The important thing to remember here is that a translated post is just an independent WordPress post, but for which WPML records the ‘is-translation-of’ relationship, as shown in the top right box in the image. Also, note that if you have translated post categories before hand, the new translated post will automatically get assigned the translated categories corresponding to the categories of the original post. This the reason why we didn’t need to do anything special besides translating the posts to get the slider or the portfolio page display in the right language, as they both draw their posts from specific post categories.
Some strings defined in Foxy Theme Settings, such as the Callout text and button text, are translated from WPML->String Translation:

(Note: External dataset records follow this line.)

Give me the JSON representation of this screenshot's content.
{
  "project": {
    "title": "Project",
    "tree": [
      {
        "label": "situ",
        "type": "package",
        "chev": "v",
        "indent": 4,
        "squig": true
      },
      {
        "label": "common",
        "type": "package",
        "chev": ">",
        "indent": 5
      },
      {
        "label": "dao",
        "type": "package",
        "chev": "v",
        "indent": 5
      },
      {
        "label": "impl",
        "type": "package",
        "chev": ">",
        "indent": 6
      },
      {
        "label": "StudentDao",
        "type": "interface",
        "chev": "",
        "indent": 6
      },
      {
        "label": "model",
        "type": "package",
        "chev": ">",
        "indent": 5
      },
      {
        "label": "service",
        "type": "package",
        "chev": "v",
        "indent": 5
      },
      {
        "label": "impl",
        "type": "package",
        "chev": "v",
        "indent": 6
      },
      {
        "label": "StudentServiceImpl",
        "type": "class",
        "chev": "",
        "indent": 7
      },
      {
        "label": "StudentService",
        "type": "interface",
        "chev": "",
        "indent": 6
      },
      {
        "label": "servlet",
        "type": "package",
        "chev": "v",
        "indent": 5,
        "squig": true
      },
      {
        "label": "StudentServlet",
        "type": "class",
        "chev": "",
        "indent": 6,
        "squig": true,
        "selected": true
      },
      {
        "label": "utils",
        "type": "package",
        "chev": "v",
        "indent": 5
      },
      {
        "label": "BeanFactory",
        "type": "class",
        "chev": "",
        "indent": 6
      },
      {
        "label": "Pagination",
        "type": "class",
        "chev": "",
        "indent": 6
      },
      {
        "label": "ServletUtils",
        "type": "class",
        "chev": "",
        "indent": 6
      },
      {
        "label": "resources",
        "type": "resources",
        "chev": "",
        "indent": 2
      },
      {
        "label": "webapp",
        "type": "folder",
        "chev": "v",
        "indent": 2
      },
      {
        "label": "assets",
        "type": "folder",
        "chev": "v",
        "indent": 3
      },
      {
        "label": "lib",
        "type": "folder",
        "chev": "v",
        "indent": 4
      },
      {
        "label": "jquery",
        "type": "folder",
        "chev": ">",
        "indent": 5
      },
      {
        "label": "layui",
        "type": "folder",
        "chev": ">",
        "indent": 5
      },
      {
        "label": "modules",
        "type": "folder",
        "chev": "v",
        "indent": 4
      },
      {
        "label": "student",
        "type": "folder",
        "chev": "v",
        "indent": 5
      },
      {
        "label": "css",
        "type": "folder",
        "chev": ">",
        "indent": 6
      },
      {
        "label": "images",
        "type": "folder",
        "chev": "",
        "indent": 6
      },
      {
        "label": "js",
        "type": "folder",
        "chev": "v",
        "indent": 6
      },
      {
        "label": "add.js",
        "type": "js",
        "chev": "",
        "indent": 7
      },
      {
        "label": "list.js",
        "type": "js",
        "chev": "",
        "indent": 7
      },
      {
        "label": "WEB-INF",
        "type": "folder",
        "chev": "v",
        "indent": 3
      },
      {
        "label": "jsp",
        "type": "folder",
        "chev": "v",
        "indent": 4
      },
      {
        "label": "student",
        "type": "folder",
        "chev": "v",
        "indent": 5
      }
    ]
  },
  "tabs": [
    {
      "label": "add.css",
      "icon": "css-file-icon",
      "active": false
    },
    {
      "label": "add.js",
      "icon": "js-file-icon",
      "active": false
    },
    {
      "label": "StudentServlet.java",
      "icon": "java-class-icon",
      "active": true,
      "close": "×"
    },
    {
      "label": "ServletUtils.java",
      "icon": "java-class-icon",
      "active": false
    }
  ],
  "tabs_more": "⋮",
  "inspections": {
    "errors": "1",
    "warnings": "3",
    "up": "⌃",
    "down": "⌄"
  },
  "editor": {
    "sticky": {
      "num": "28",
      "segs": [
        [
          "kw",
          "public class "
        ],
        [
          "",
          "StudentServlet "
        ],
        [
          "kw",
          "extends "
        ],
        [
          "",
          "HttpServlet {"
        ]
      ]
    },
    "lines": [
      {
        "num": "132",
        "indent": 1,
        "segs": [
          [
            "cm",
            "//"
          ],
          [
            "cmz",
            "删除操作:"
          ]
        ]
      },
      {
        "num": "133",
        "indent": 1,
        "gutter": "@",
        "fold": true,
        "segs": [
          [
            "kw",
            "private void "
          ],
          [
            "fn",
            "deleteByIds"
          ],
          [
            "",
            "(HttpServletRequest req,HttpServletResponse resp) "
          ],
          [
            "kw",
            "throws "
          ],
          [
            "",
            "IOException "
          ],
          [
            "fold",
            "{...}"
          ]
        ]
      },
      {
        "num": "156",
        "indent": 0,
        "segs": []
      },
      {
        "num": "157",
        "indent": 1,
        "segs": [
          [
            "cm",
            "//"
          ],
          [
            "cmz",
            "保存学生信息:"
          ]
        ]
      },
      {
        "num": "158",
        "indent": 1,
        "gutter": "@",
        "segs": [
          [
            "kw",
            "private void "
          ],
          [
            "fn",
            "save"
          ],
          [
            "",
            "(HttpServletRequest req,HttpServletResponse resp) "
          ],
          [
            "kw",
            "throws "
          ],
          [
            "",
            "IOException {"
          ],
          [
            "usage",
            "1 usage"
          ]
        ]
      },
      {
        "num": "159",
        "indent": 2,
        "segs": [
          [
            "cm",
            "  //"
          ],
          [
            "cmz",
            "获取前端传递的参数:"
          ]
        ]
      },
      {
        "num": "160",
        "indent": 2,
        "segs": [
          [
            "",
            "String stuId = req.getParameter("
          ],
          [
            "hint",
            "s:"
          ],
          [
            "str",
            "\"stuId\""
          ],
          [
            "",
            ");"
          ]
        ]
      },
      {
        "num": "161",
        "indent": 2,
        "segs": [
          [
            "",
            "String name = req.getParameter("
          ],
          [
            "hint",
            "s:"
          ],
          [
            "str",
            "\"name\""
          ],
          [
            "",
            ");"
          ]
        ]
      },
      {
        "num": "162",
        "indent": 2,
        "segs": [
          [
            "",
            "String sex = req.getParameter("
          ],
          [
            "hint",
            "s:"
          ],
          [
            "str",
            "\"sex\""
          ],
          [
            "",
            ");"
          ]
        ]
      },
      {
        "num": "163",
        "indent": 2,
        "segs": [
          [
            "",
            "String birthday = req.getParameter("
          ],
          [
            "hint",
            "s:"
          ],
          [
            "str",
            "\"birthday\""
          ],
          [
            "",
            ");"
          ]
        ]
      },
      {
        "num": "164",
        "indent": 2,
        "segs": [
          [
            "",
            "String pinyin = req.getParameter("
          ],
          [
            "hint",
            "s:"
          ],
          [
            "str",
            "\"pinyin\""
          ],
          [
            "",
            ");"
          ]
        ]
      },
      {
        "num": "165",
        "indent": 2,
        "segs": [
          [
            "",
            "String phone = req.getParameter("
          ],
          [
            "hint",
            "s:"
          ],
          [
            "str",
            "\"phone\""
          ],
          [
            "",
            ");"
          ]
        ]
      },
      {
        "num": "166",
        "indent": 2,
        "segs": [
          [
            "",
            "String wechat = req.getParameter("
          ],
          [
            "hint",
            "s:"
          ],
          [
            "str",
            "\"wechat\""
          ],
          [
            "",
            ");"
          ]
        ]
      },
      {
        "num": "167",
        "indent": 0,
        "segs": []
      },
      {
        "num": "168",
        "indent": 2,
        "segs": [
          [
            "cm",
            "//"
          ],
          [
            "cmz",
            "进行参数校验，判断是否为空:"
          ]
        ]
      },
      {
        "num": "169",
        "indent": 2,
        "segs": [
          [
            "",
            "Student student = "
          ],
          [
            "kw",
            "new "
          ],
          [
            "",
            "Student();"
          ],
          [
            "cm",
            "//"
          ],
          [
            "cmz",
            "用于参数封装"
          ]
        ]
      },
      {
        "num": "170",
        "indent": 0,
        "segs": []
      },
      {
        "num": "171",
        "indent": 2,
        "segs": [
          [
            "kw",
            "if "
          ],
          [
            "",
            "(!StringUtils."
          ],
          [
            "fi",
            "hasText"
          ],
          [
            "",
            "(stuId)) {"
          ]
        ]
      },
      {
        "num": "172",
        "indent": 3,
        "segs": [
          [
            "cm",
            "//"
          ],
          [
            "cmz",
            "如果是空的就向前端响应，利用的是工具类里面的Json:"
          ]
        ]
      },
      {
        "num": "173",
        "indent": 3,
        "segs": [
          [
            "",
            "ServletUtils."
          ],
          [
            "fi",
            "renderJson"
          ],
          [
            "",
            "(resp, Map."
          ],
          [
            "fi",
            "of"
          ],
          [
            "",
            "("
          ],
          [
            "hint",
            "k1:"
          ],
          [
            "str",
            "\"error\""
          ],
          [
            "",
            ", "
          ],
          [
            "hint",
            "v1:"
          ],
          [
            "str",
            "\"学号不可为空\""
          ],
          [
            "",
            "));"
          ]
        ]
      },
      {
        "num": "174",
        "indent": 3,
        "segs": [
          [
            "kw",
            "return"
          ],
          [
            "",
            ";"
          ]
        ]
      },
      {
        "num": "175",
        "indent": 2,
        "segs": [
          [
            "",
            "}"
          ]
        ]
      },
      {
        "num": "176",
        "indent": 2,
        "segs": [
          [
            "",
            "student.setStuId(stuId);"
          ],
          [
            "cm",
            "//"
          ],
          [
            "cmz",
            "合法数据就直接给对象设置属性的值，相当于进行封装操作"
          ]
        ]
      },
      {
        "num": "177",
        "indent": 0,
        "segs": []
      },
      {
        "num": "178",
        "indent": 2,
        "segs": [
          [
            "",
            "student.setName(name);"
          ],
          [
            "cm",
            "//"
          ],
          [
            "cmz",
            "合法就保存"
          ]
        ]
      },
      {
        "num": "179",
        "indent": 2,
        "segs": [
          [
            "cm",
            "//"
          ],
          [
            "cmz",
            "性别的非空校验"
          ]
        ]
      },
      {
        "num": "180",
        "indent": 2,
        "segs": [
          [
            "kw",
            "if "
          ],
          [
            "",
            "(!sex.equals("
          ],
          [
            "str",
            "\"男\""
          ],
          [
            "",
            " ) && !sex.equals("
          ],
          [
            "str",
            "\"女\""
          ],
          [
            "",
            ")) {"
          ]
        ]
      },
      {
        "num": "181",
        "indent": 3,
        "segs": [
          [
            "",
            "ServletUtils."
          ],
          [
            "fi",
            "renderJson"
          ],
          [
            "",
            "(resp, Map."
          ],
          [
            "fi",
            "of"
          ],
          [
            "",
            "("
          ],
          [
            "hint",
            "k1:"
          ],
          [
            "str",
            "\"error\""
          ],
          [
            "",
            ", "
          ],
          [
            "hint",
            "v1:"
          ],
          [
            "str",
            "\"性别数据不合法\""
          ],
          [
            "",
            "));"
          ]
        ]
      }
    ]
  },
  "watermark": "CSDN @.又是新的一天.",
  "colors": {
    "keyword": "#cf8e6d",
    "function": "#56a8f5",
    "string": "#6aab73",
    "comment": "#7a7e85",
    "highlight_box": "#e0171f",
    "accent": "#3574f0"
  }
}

To ensure that the archive page is displayed correctly, you need to provide translations for its singular and plural names:
Finally, for other strings such as ‘Read more’, ‘Write a comment’, ‘Post Tagged’, etc. you have to follow, as said, the procedure for WPML->Theme and Plugin Localization, including getting the needed WordPress and Foxy localization files. This will load the translations found in the localization files, and register all strings including the untranslated ones, so that you can complete the missing translations from String Translation. Look in particular for strings under context theme Foxy. For text widgets and widget titles, look for context Widget.
Foxy and other Elegantthemes come with an assorted array of shortcodes to style your pages and posts. You can translate them just as any other part of the post, simply editing the textual content inside the shortcode in the translated post. For example, if a page contains the shortcode
[button link="http://www.example.com/samplepage" ]Button Text [/button], you simply change it in the translated page to, say,
[button link="http://www.example.com/de/mytranslatedpage" ]Translated Button Text [/button]. Similarly with all other shortcodes, such as those for page tabs or sliders.
There are a few things that cannot currently be translated, e.g the logo and some of Foxy’s custom widgets such as the Advertisement Widget, in case you wanted to customize logo or ads per language. Shortcodes in Text Widgets will only be translatable in an upcoming release of WPML. And slug translation for the custom post type Testimonial does not work well, at least with some permalink settings.